Last week, The Pew Forum on Religion & Public Life released an intriguing ten-nation survey of Pentecostals and charismatics. Though I don’t like those labels (as I believe that the spiritual distinctive of those two groups, their belief in the continuation of the charismata, should be normative in all of Christendom), I think what the survey tells us about Pentecostals and charismatics worldwide is fascinating.
Rather than try to encapsulate everything in a post, I’ll just send you to the best links:
A sampling of survey results:
- 78% of all Protestants in Brazil self-identify as Pentecostal or charismatic, while 73% of Kenyans do. As wholes, both South America and Africa are hotbeds of growth by both groups.
- From a low of 56% in South Korea to a high of 87% in Kenya, people within Pentecostal and charismatic churches report witnessing or personally experiencing divine healing.
- Of all Protestant groups, Pentecostals and charismatics show the highest percentages of belief in the inerrancy and literal interpretation of the Scriptures.
- American Pentecostals believe that the government of the United States should take steps to make this country a Christian nation by almost 52%, far higher than the 22% of other Christian groups.

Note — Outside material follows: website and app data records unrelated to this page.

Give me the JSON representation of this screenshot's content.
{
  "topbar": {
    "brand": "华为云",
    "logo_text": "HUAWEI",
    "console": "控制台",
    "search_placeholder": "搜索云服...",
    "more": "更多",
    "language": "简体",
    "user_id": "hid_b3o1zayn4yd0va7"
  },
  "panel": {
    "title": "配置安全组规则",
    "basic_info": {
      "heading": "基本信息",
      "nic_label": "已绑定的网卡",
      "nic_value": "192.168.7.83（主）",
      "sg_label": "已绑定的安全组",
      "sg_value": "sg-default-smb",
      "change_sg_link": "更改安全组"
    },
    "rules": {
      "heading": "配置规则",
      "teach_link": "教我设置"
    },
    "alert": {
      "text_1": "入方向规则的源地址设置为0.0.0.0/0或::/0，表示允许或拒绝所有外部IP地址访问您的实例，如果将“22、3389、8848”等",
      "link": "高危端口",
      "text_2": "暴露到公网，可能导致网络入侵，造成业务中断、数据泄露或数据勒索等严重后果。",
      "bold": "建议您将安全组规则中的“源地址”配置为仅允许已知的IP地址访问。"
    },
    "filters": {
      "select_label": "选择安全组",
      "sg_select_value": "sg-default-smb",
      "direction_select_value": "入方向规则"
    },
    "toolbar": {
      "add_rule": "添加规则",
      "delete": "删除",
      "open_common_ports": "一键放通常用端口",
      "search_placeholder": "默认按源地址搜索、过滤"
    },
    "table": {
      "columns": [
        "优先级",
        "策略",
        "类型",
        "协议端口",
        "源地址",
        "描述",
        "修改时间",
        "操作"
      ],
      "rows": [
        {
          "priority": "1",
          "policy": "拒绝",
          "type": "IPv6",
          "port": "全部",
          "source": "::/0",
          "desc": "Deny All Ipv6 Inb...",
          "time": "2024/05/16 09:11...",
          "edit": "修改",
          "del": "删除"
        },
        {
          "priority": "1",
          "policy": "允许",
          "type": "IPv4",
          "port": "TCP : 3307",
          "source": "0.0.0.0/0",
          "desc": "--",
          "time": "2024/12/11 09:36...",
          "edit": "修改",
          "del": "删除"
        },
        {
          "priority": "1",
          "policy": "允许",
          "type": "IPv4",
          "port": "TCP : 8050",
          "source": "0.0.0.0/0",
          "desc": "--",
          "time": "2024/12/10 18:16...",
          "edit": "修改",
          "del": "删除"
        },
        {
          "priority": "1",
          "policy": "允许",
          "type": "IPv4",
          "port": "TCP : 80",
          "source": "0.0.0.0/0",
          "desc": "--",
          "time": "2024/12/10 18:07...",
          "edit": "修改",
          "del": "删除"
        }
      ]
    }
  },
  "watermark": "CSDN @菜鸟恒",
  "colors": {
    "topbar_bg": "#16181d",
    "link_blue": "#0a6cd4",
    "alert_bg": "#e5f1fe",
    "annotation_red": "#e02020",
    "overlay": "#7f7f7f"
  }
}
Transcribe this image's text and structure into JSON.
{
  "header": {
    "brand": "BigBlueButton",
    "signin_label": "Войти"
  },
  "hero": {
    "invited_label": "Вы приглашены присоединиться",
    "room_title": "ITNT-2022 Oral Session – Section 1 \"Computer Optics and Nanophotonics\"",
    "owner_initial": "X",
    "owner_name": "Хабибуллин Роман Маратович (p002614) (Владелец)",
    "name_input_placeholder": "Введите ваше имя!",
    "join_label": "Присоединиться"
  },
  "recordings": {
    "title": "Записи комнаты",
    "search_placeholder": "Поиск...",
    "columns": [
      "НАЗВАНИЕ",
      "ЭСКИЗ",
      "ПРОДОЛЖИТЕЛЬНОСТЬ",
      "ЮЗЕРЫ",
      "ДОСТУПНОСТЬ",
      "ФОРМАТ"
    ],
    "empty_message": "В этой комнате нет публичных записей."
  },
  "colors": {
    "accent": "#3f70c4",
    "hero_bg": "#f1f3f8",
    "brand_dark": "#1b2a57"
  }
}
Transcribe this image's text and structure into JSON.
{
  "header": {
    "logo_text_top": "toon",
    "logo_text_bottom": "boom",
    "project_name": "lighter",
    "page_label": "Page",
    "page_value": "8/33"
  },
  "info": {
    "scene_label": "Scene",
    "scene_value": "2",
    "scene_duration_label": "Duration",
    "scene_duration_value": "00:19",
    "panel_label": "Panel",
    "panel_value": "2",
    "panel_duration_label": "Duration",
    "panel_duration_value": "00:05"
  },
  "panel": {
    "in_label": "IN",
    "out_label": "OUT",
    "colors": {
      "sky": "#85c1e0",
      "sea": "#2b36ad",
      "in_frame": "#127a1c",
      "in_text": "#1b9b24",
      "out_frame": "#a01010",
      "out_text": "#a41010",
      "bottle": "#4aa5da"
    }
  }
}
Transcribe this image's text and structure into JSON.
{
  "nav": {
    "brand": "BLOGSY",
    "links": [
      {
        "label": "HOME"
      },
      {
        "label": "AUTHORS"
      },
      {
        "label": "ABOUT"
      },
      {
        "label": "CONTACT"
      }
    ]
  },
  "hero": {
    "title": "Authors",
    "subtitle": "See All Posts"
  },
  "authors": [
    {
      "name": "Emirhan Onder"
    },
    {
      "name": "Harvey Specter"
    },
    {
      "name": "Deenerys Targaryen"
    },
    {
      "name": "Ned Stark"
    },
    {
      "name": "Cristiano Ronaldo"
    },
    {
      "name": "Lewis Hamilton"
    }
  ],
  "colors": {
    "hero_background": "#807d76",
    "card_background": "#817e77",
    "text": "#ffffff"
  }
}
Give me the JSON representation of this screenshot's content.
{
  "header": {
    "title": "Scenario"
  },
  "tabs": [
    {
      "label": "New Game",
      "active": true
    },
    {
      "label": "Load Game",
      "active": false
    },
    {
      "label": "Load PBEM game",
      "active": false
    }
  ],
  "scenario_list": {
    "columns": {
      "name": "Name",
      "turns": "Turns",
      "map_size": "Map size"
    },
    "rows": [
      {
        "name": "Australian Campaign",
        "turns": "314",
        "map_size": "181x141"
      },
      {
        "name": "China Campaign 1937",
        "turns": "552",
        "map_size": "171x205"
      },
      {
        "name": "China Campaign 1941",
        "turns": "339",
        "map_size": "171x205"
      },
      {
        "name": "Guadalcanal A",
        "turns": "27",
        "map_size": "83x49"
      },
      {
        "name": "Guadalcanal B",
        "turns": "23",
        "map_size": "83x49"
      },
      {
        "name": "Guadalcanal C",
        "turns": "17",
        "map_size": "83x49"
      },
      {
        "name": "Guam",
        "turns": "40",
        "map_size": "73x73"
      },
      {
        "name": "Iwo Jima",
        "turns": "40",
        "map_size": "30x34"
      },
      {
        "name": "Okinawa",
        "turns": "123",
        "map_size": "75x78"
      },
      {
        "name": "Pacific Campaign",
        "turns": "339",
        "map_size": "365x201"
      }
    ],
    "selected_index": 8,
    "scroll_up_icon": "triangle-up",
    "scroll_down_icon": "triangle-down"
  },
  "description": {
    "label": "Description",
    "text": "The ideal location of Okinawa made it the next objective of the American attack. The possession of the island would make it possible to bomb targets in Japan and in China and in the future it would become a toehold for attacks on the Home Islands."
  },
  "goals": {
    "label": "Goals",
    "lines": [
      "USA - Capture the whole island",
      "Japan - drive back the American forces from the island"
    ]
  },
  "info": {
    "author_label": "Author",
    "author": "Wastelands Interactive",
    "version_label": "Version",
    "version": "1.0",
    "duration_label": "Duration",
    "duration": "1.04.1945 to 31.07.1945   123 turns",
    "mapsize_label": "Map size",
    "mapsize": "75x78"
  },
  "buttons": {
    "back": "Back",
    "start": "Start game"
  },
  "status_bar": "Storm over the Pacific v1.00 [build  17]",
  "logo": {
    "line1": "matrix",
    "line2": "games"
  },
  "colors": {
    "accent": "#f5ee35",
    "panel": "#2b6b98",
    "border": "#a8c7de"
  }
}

I hope to wade through the entire 233-page report some day, but the summaries alone are mesmerizing.
Readers, what are your thoughts?